Viktor Orban (*1963) is a conservative Hungarian politician and jurist. He has been Prime Minister of Hungary twice: currently, since 2010.
Orban leads Hungary's national conservative Fidesz party. His cabinet introduced major constitutional and legislative reforms, drawing criticism from foreign observers. He advocates social conservatism, nationalism, euroscepticism and rejects any redistribution of refugees across the European Union. Here you can find an automatic compilation of all DW content referring to Viktor Orban.
Hungary's prime minister lashed out at George Soros, founder of the embattled Central European University. The PM's remarks came after the EU Commission sent a "letter of formal notice" to the Hungarian government.
Thousands of Hungarians have been protesting against the policies of authoritarian Prime Minister Viktor Orban. It began as a protest against an education law that could mean the closure of the famed Central European University, founded by liberal Hungarian-American philanthropist George Soros. It is has now become a broader movement demanding freedom. Correspondent Stefan Bos has more.
Hungary enacted a new law that may threaten the independence of foreign universities operating there. Michael Ignatieff is rector of one of the largest institutions affected: Central European University (CEU), founded in Budapest by George Soros' Open Society Foundations in 1991.
Budapest: A new national law targeting foreign universities may go into effect today. Central European University (CEU), funded by billionaire Hungarian-American George Soros, is in Prime Minister Orban's crosshairs. The two were not always foes.
A proposed education bill would shutter Budapest's Central European University, university officials have said. Right-wing Prime Minister Viktor Orban has repeatedly clashed with Hungarian-born financier George Soros.
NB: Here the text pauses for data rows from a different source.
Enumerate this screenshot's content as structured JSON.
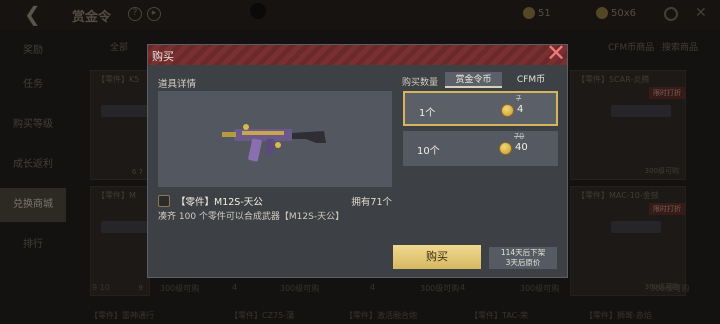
{
  "topbar": {
    "title": "赏金令",
    "currency1": "51",
    "currency2": "50x6"
  },
  "sidebar": {
    "items": [
      {
        "label": "奖励"
      },
      {
        "label": "任务"
      },
      {
        "label": "购买等级"
      },
      {
        "label": "成长返利"
      },
      {
        "label": "兑换商城"
      },
      {
        "label": "排行"
      }
    ]
  },
  "background": {
    "filters": [
      "全部",
      "CFM币商品",
      "搜索商品"
    ],
    "cards": [
      {
        "title": "【零件】K5",
        "price": "6 7"
      },
      {
        "title": "【零件】SCAR-炎腾",
        "limit": "限时打折",
        "price": "300级可购"
      },
      {
        "title": "【零件】M",
        "price": "9"
      },
      {
        "title": "【零件】MAC-10-金鼓",
        "limit": "限时打折",
        "price": "300级可购"
      }
    ],
    "bottom": [
      "9 10",
      "300级可购",
      "4",
      "300级可购",
      "4",
      "300级可购",
      "4",
      "300级可购",
      "300级可购",
      "4"
    ],
    "bottom_names": [
      "【零件】雷神通行",
      "【零件】CZ75-蒲",
      "【零件】激活融合炮",
      "【零件】TAC-荣",
      "【零件】狮鹫-赤焰"
    ]
  },
  "modal": {
    "title": "购买",
    "section_label": "道具详情",
    "item_name": "【零件】M12S-天公",
    "owned": "拥有71个",
    "description": "凑齐 100 个零件可以合成武器【M12S-天公】",
    "qty_label": "购买数量",
    "tabs": [
      {
        "label": "赏金令币",
        "selected": true
      },
      {
        "label": "CFM币",
        "selected": false
      }
    ],
    "options": [
      {
        "qty": "1个",
        "old_price": "7",
        "price": "4",
        "selected": true
      },
      {
        "qty": "10个",
        "old_price": "70",
        "price": "40",
        "selected": false
      }
    ],
    "buy_label": "购买",
    "expiry_line1": "114天后下架",
    "expiry_line2": "3天后原价"
  },
  "colors": {
    "accent_gold": "#d6b65a",
    "header_red": "#6a2a2a",
    "buy_button": "#e6cc7a"
  }
}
Hungary has approved plans to move asylum-seekers to camps along the southern border until their claims have been processed. Prime Minister Viktor Orban said the country had to act to defend itself and described the influx of migrants as a "Trojan horse for terrorism." Human rights groups have condemned the legislation. DW correspondent Stefan Bos explains what the new measures entail.